Work instruction: Count every line in the entries that contains "this". Report that count alone.

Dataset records
»»

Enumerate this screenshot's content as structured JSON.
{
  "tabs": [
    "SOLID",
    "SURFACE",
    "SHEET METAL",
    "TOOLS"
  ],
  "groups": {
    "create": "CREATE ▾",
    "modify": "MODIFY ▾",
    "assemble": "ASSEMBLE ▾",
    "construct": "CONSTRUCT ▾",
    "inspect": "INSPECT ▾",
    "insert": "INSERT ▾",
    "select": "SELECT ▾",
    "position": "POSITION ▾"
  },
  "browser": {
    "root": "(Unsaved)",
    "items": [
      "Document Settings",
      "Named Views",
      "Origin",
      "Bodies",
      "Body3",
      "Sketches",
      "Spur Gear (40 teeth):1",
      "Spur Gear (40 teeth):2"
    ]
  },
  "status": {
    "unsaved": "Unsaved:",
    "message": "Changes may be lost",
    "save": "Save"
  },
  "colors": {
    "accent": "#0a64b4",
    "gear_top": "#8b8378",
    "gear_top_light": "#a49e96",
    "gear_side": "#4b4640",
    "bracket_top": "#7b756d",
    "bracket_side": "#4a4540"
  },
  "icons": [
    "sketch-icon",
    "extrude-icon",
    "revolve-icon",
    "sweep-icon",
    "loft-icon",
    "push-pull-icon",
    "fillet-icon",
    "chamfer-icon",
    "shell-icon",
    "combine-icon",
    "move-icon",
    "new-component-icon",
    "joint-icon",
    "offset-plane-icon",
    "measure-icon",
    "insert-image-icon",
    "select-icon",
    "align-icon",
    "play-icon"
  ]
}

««
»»

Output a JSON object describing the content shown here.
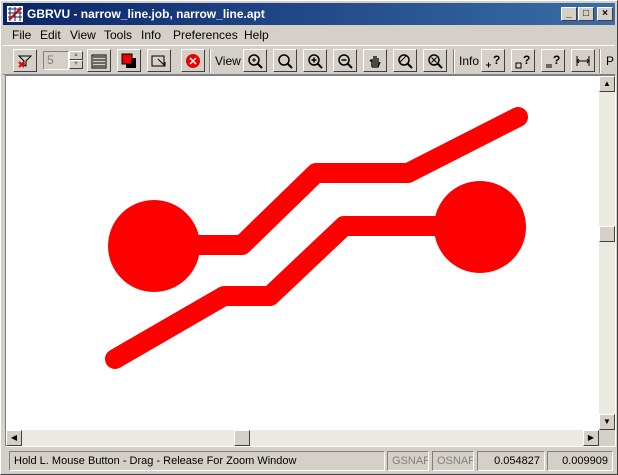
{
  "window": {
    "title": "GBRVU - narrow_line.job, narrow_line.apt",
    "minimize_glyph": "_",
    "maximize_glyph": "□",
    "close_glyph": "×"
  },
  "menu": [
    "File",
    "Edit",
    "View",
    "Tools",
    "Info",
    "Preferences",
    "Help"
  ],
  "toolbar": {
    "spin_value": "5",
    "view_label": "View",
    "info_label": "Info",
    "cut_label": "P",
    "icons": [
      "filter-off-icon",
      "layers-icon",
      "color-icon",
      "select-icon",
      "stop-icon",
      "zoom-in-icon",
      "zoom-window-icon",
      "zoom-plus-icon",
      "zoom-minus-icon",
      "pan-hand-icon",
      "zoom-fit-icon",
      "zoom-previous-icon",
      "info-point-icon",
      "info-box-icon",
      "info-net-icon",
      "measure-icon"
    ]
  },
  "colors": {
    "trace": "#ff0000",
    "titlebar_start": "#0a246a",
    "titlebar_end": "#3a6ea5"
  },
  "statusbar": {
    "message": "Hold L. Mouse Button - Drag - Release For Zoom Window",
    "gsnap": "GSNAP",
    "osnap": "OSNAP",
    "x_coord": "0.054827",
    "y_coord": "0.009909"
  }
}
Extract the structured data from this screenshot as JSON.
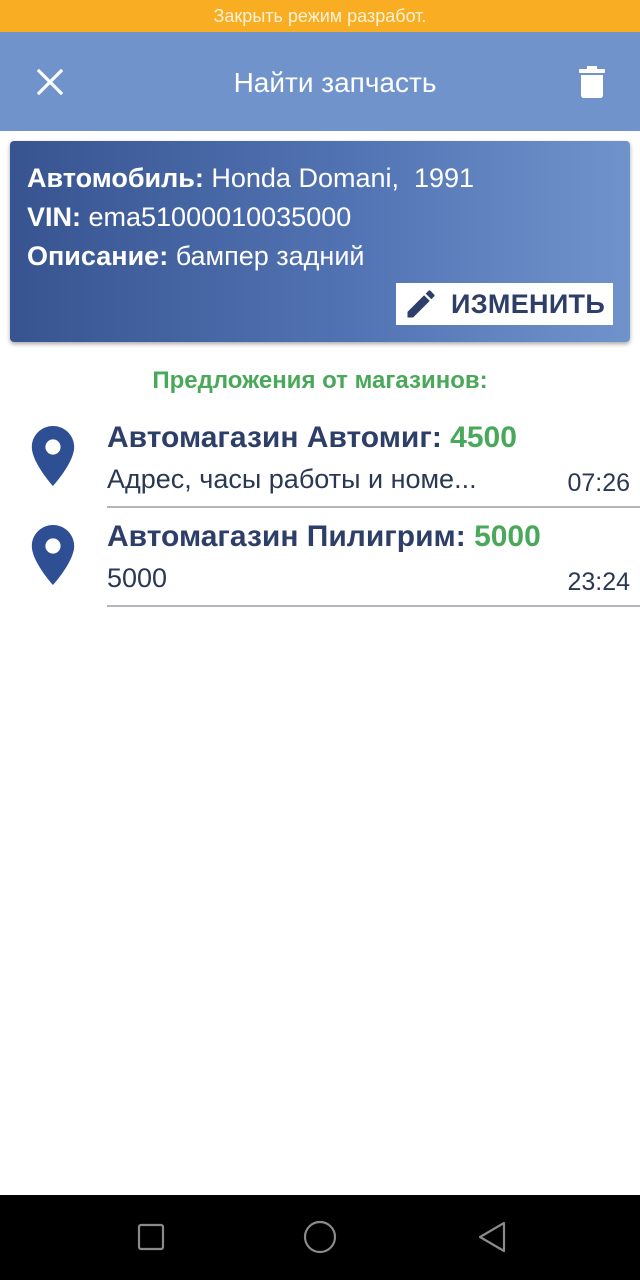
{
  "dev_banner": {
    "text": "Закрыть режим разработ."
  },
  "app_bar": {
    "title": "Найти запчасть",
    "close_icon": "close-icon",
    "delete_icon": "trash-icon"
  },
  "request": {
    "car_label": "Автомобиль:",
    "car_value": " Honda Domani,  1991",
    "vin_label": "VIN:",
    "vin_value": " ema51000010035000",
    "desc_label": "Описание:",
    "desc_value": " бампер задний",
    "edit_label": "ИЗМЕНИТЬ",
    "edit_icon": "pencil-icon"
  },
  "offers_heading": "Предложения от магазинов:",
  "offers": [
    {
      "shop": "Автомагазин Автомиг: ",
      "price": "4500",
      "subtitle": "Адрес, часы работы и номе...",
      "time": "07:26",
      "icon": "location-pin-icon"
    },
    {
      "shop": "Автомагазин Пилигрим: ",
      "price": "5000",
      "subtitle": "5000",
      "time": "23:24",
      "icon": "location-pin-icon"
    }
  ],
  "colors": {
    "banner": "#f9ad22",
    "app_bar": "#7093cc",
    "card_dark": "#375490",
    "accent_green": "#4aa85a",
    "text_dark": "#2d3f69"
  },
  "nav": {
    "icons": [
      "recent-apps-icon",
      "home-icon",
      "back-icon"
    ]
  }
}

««

Answer section: 2